# Thread: Show there is at least one n in Z

1. ## Show there is at least one n in Z

(a) If x-y>1, show that there is at least one n $\in$Z (integers) such that y<n<x.

For this should I try showing that there are no n's in Z? Essentially a proof by contradiction.

(b) if y<x, show there is a rational number z such that y<z<x.

At first i was thinking the transitive property (i think thats the name of the one i''m thinking of) but I don't seem to confident in it and i'm only recalling about relations like (a,b) (c,d) (a,d) etc.

2. Originally Posted by tn11631
(a) If x-y>1, show that there is at least one n $\in$Z (integers) such that y<n<x.
(b) if y<x, show there is a rational number z such that y<z<x.
For the first one, note that $y+1.

The floor function has the property that $\left\lfloor y \right\rfloor \leqslant y < \left\lfloor y \right\rfloor + 1 \leqslant y + 1$

For the second one you know that $\left( {\exists n\in \mathbb{Z}^+ \right)\left( {n > \frac{1}{{x - y}}} \right)$. WHY is that?

Notice that means $nx-ny>1$. Apply the first part to that.

3. Fundamentally, you are using the "Archimedean principle"- if z is any real number, there exist an integer, N, such that N> z- and the fact that the set of positive integers is "well ordered"- any non-empty set of positive integers contains a smallest integer.

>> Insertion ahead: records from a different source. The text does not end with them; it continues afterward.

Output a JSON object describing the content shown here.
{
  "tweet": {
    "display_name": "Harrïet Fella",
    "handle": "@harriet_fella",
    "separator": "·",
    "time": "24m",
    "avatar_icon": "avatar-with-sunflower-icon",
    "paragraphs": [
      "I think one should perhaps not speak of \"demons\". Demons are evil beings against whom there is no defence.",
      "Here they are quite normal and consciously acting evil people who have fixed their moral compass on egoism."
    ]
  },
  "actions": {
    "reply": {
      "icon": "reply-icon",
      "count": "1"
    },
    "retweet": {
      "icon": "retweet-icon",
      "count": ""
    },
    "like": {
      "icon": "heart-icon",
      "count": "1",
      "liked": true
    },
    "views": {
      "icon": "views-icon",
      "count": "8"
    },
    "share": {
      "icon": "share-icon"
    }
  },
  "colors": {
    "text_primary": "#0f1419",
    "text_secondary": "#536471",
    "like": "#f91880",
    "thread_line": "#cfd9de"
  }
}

Certainly if x- y> 1, x- y is positive. Let z= x- y. Then there exist a positive integer N> z= x- y so the set of "all integers N, greater than x- y" is non-empty and so has a smallest integer, n. Since n is the smallest integer in the set, n- 1 is NOT in the set. Consider the two cases:
1) n- 1= x- y

2) n-1< x- y